Roasted Side of Salmon
Jaw-dropping centerpiece dishes require two essentials: salt and time. Preseasoning is the simplest thing you can do to make a good piece of seafood great. Given enough time to penetrate tissue, salt works flavor magic: It denatures proteins, breaking up their molecular strands into shorter amino acids—among them an abundance of glutamic acid, the essence of umami—to release a complex symphony of savory flavors. Fish, like salmon, only require a short brine because their shorter muscle fibers break down and absorb seasoning more quickly than red meat. Brining also minimizes the appearance of the white protein called albumin that appears on the surface of cooked fish.

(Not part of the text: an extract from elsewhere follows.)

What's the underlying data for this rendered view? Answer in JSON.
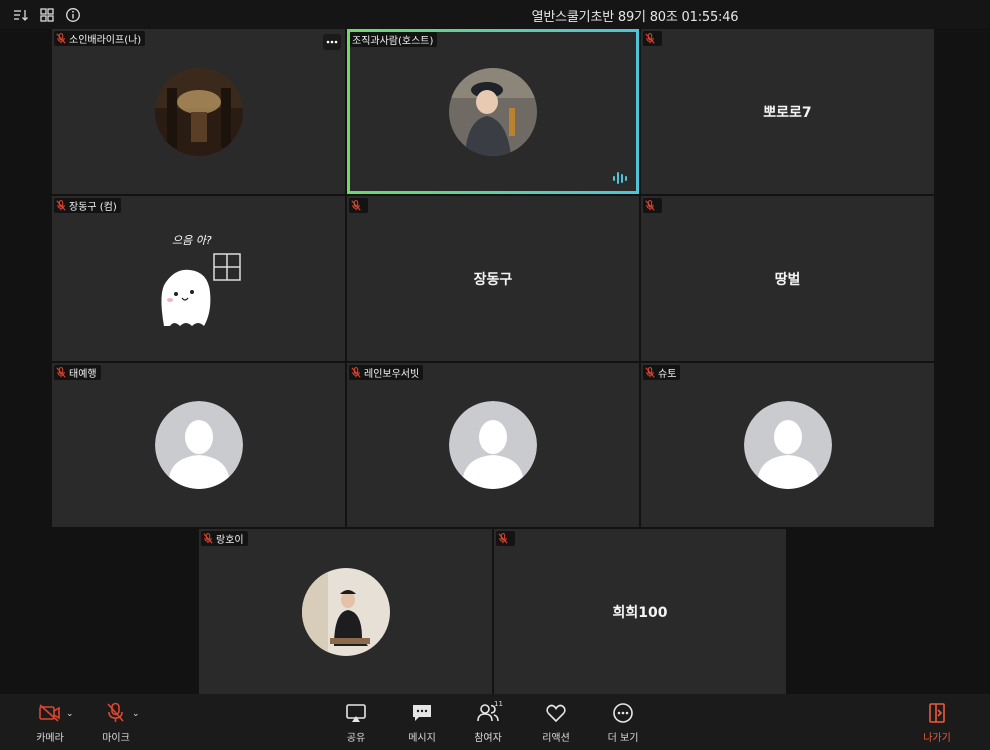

The added water content helps keep the fish from overcooking, even if it roasts for a minute too long.